*TASK INSTRUCTIONS:* Could you filter the data below down to the lines that hold the word "popularity"?

+++ PROVIDED INFORMATION +++

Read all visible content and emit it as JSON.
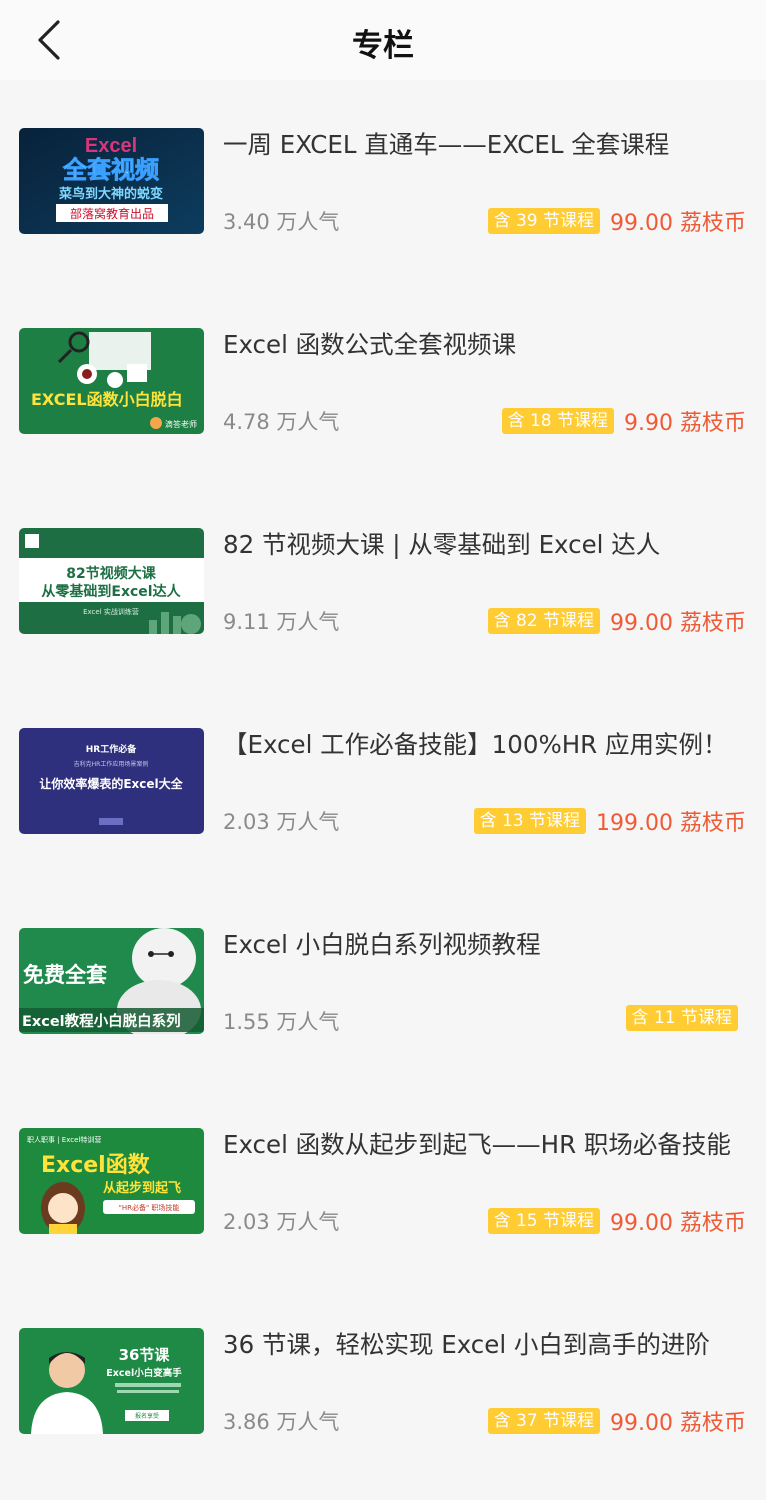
{
  "header": {
    "title": "专栏",
    "back_icon": "chevron-left-icon"
  },
  "courses": [
    {
      "title": "一周 EXCEL 直通车——EXCEL 全套课程",
      "popularity": "3.40 万人气",
      "lessons": "含 39 节课程",
      "price": "99.00 荔枝币",
      "thumb": {
        "line1": "Excel",
        "line2": "全套视频",
        "line3": "菜鸟到大神的蜕变",
        "line4": "部落窝教育出品"
      }
    },
    {
      "title": "Excel 函数公式全套视频课",
      "popularity": "4.78 万人气",
      "lessons": "含 18 节课程",
      "price": "9.90 荔枝币",
      "thumb": {
        "line1": "EXCEL函数小白脱白",
        "line2": "滴答老师"
      }
    },
    {
      "title": "82 节视频大课 | 从零基础到 Excel 达人",
      "popularity": "9.11 万人气",
      "lessons": "含 82 节课程",
      "price": "99.00 荔枝币",
      "thumb": {
        "line1": "82节视频大课",
        "line2": "从零基础到Excel达人",
        "line3": "Excel 实战训练营"
      }
    },
    {
      "title": "【Excel 工作必备技能】100%HR 应用实例！",
      "popularity": "2.03 万人气",
      "lessons": "含 13 节课程",
      "price": "199.00 荔枝币",
      "thumb": {
        "line1": "HR工作必备",
        "line2": "吉利克HR工作应用场景案例",
        "line3": "让你效率爆表的Excel大全"
      }
    },
    {
      "title": "Excel 小白脱白系列视频教程",
      "popularity": "1.55 万人气",
      "lessons": "含 11 节课程",
      "price": "",
      "thumb": {
        "line1": "免费全套",
        "line2": "Excel教程小白脱白系列"
      }
    },
    {
      "title": "Excel 函数从起步到起飞——HR 职场必备技能",
      "popularity": "2.03 万人气",
      "lessons": "含 15 节课程",
      "price": "99.00 荔枝币",
      "thumb": {
        "line1": "职人职事 | Excel特训营",
        "line2": "Excel函数",
        "line3": "从起步到起飞",
        "line4": "\"HR必备\" 职场技能"
      }
    },
    {
      "title": "36 节课，轻松实现 Excel 小白到高手的进阶",
      "popularity": "3.86 万人气",
      "lessons": "含 37 节课程",
      "price": "99.00 荔枝币",
      "thumb": {
        "line1": "36节课",
        "line2": "Excel小白变高手",
        "line3": "报名享受"
      }
    }
  ]
}
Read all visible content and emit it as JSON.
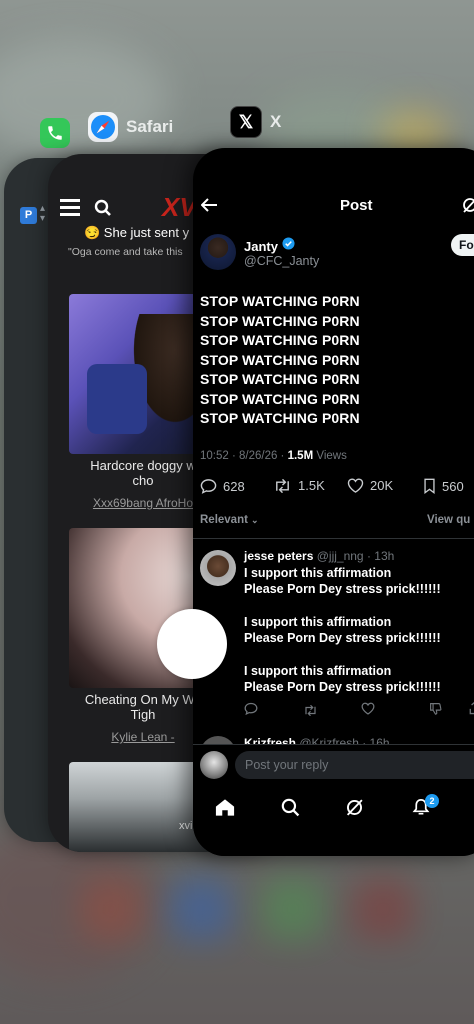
{
  "switcher": {
    "safari_label": "Safari",
    "x_label": "X"
  },
  "safari": {
    "notification": "😏 She just sent y",
    "notification_sub": "\"Oga come and take this",
    "logo_partial": "XV",
    "videos": [
      {
        "title_line1": "Hardcore doggy w",
        "title_line2": "cho",
        "source": "Xxx69bang AfroHo"
      },
      {
        "title_line1": "Cheating On My Wif",
        "title_line2": "Tigh",
        "source": "Kylie Lean -"
      },
      {
        "watermark": "xvi"
      }
    ]
  },
  "x_app": {
    "header_title": "Post",
    "author": {
      "name": "Janty",
      "handle": "@CFC_Janty",
      "follow_label": "Fo"
    },
    "post_lines": [
      "STOP WATCHING P0RN",
      "STOP WATCHING P0RN",
      "STOP WATCHING P0RN",
      "STOP WATCHING P0RN",
      "STOP WATCHING P0RN",
      "STOP WATCHING P0RN",
      "STOP WATCHING P0RN"
    ],
    "meta": {
      "timestamp": "10:52 · 8/26/26 · ",
      "views_count": "1.5M",
      "views_label": " Views"
    },
    "stats": {
      "replies": "628",
      "reposts": "1.5K",
      "likes": "20K",
      "bookmarks": "560"
    },
    "sort_label": "Relevant",
    "view_quotes_label": "View qu",
    "reply": {
      "name": "jesse peters",
      "handle": "@jjj_nng",
      "time": " · 13h",
      "lines": [
        "I support this affirmation",
        "Please Porn Dey stress prick!!!!!!",
        "I support this affirmation",
        "Please Porn Dey stress prick!!!!!!",
        "I support this affirmation",
        "Please Porn Dey stress prick!!!!!!"
      ]
    },
    "next_reply": {
      "name": "Krizfresh",
      "handle": "@Krizfresh",
      "time": " · 16h"
    },
    "reply_placeholder": "Post your reply",
    "notification_badge": "2"
  },
  "colors": {
    "x_blue": "#1d9bf0",
    "verified": "#1d9bf0",
    "safari_logo_red": "#c8241c",
    "p_app_blue": "#2f7bd9"
  }
}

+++

*WRITTEN SOLUTION:*
      "popularity": "3.40 万人气",
      "popularity": "4.78 万人气",
      "popularity": "9.11 万人气",
      "popularity": "2.03 万人气",
      "popularity": "1.55 万人气",
      "popularity": "2.03 万人气",
      "popularity": "3.86 万人气",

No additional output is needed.